British health authorities announced on Sunday that the U.K.-wide death toll from coronavirus rose 737 in 24 hours, taking the overall number over 10,000 deaths.
The Department of Health reported: “282,374 people have been tested of which 84,279 tested positive.
“As of 5pm on 11 April, of those hospitalised in the UK who tested positive for coronavirus, 10,612 have sadly died.”
Sir Jeremy Farrar, director of the Wellcome Trust, a biomedical research charity, and a member of the government’s Scientific Advisory Group for Emergencies, told the BBC: “Numbers in the UK have continued to go up… The UK is likely to be certainly one of the worst, if not the worst affected country in Europe.”
At the daily press conference, Health Secretary Matt Hancock announced that a new National Health Service app will be able to tell users if they have been near someone ill with coronavirus.
Prime minister recovers
Earlier in the day, Prime Minister Boris Johnson was discharged from hospital after a week of treatment for coronavirus, including three nights in intensive care.
Alongside a video posted on Twitter Sunday, he wrote: “It is hard to find the words to express my debt to the NHS for saving my life.
“The efforts of millions of people across this country to stay home are worth it. Together we will overcome this challenge, as we have overcome so many challenges in the past.”
“Although we mourn every day those who are taken from us in such numbers, and though the struggle is by no means over, we are now making progress in this incredible national battle against coronavirus,” he said in the video.
“A fight we never picked against an enemy we still don’t entirely understand,” he added.
His fiancé Carrie Symonds tweeted: “I cannot thank our magnificent NHS enough.

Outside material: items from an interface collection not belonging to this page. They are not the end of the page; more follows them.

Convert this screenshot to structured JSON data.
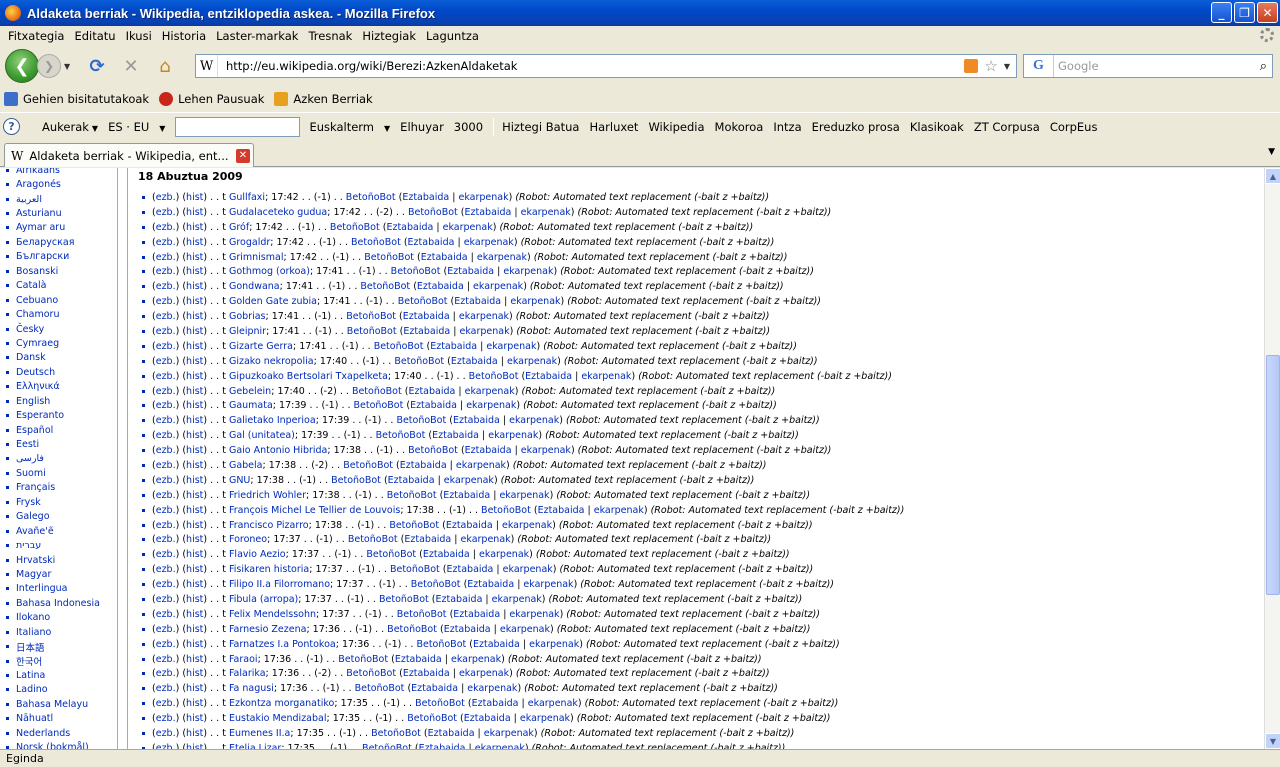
{
  "window": {
    "title": "Aldaketa berriak - Wikipedia, entziklopedia askea. - Mozilla Firefox",
    "buttons": {
      "minimize": "_",
      "maximize": "❐",
      "close": "✕"
    }
  },
  "menubar": [
    "Fitxategia",
    "Editatu",
    "Ikusi",
    "Historia",
    "Laster-markak",
    "Tresnak",
    "Hiztegiak",
    "Laguntza"
  ],
  "navbar": {
    "url": "http://eu.wikipedia.org/wiki/Berezi:AzkenAldaketak",
    "search_placeholder": "Google",
    "search_engine": "G"
  },
  "bookmarks": [
    {
      "label": "Gehien bisitatutakoak",
      "icon": "bookmark-folder-icon",
      "color": "#3b6fc9"
    },
    {
      "label": "Lehen Pausuak",
      "icon": "firefox-red-icon",
      "color": "#c8261a"
    },
    {
      "label": "Azken Berriak",
      "icon": "rss-feed-icon",
      "color": "#e6a11e"
    }
  ],
  "custom_toolbar": {
    "aukerak": "Aukerak",
    "langpair": "ES · EU",
    "euskalterm": "Euskalterm",
    "items": [
      "Elhuyar",
      "3000",
      "Hiztegi Batua",
      "Harluxet",
      "Wikipedia",
      "Mokoroa",
      "Intza",
      "Ereduzko prosa",
      "Klasikoak",
      "ZT Corpusa",
      "CorpEus"
    ]
  },
  "tab": {
    "label": "Aldaketa berriak - Wikipedia, ent...",
    "close": "✕"
  },
  "sidebar_languages": [
    "Afrikaans",
    "Aragonés",
    "العربية",
    "Asturianu",
    "Aymar aru",
    "Беларуская",
    "Български",
    "Bosanski",
    "Català",
    "Cebuano",
    "Chamoru",
    "Česky",
    "Cymraeg",
    "Dansk",
    "Deutsch",
    "Ελληνικά",
    "English",
    "Esperanto",
    "Español",
    "Eesti",
    "فارسی",
    "Suomi",
    "Français",
    "Frysk",
    "Galego",
    "Avañe'ẽ",
    "עברית",
    "Hrvatski",
    "Magyar",
    "Interlingua",
    "Bahasa Indonesia",
    "Ilokano",
    "Italiano",
    "日本語",
    "한국어",
    "Latina",
    "Ladino",
    "Bahasa Melayu",
    "Nāhuatl",
    "Nederlands",
    "Norsk (bokmål)"
  ],
  "date_heading": "18 Abuztua 2009",
  "common": {
    "diff": "ezb.",
    "hist": "hist",
    "flag": "t",
    "user": "BetoñoBot",
    "talk": "Eztabaida",
    "contribs": "ekarpenak",
    "summary": "(Robot: Automated text replacement (-bait z +baitz))"
  },
  "changes": [
    {
      "title": "Gullfaxi",
      "time": "17:42",
      "size": "(-1)"
    },
    {
      "title": "Gudalaceteko gudua",
      "time": "17:42",
      "size": "(-2)"
    },
    {
      "title": "Gróf",
      "time": "17:42",
      "size": "(-1)"
    },
    {
      "title": "Grogaldr",
      "time": "17:42",
      "size": "(-1)"
    },
    {
      "title": "Grimnismal",
      "time": "17:42",
      "size": "(-1)"
    },
    {
      "title": "Gothmog (orkoa)",
      "time": "17:41",
      "size": "(-1)"
    },
    {
      "title": "Gondwana",
      "time": "17:41",
      "size": "(-1)"
    },
    {
      "title": "Golden Gate zubia",
      "time": "17:41",
      "size": "(-1)"
    },
    {
      "title": "Gobrias",
      "time": "17:41",
      "size": "(-1)"
    },
    {
      "title": "Gleipnir",
      "time": "17:41",
      "size": "(-1)"
    },
    {
      "title": "Gizarte Gerra",
      "time": "17:41",
      "size": "(-1)"
    },
    {
      "title": "Gizako nekropolia",
      "time": "17:40",
      "size": "(-1)"
    },
    {
      "title": "Gipuzkoako Bertsolari Txapelketa",
      "time": "17:40",
      "size": "(-1)"
    },
    {
      "title": "Gebelein",
      "time": "17:40",
      "size": "(-2)"
    },
    {
      "title": "Gaumata",
      "time": "17:39",
      "size": "(-1)"
    },
    {
      "title": "Galietako Inperioa",
      "time": "17:39",
      "size": "(-1)"
    },
    {
      "title": "Gal (unitatea)",
      "time": "17:39",
      "size": "(-1)"
    },
    {
      "title": "Gaio Antonio Hibrida",
      "time": "17:38",
      "size": "(-1)"
    },
    {
      "title": "Gabela",
      "time": "17:38",
      "size": "(-2)"
    },
    {
      "title": "GNU",
      "time": "17:38",
      "size": "(-1)"
    },
    {
      "title": "Friedrich Wohler",
      "time": "17:38",
      "size": "(-1)"
    },
    {
      "title": "François Michel Le Tellier de Louvois",
      "time": "17:38",
      "size": "(-1)"
    },
    {
      "title": "Francisco Pizarro",
      "time": "17:38",
      "size": "(-1)"
    },
    {
      "title": "Foroneo",
      "time": "17:37",
      "size": "(-1)"
    },
    {
      "title": "Flavio Aezio",
      "time": "17:37",
      "size": "(-1)"
    },
    {
      "title": "Fisikaren historia",
      "time": "17:37",
      "size": "(-1)"
    },
    {
      "title": "Filipo II.a Filorromano",
      "time": "17:37",
      "size": "(-1)"
    },
    {
      "title": "Fibula (arropa)",
      "time": "17:37",
      "size": "(-1)"
    },
    {
      "title": "Felix Mendelssohn",
      "time": "17:37",
      "size": "(-1)"
    },
    {
      "title": "Farnesio Zezena",
      "time": "17:36",
      "size": "(-1)"
    },
    {
      "title": "Farnatzes I.a Pontokoa",
      "time": "17:36",
      "size": "(-1)"
    },
    {
      "title": "Faraoi",
      "time": "17:36",
      "size": "(-1)"
    },
    {
      "title": "Falarika",
      "time": "17:36",
      "size": "(-2)"
    },
    {
      "title": "Fa nagusi",
      "time": "17:36",
      "size": "(-1)"
    },
    {
      "title": "Ezkontza morganatiko",
      "time": "17:35",
      "size": "(-1)"
    },
    {
      "title": "Eustakio Mendizabal",
      "time": "17:35",
      "size": "(-1)"
    },
    {
      "title": "Eumenes II.a",
      "time": "17:35",
      "size": "(-1)"
    },
    {
      "title": "Etelia Lizar",
      "time": "17:35",
      "size": "(-1)"
    }
  ],
  "status": "Egindа"
}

The staff at St Thomas’ Hospital have been incredible. I will never, ever be able to repay you and I will never stop thanking you.”
Parliament back on April 21
Parliament is closed for its yearly Easter recess, but this year the break took place sooner due to the coronavirus outbreak.
There have been calls from opposition parties for an emergency recall of parliament, but a spokesman for the leader of the House of Commons, Jacob Rees-Mogg, confirmed on Sunday that parliament would reconvene on April 21 as originally agreed by MPs before the Easter recess.
Rees-Mogg said: “Parliament will return on 21 April to fulfill its essential constitutional functions of conducting scrutiny, authorising spending and making laws.
“In these unprecedented times, technological solutions have already been implemented for select committees and options are being prepared for the Speaker, the government and other parties to consider next week."
Sir Keir Starmer, recently elected leader of the main opposition Labour Party, welcomed the use of technology in reconvening parliament, saying: “It’s very important in a crisis like this that parliament is sitting so decisions must be scrutinised.”
Since appearing in China last December, the novel coronavirus has spread to at least 185 countries and regions.
Data compiled by the U.S.-based Johns Hopkins University shows that worldwide infections have reached 1.8 million, with the death toll passing 110,000.Anadolu Agency website contains only a portion of the news stories offered to subscribers in the AA News Broadcasting System (HAS), and in summarized form. Please contact us for subscription options.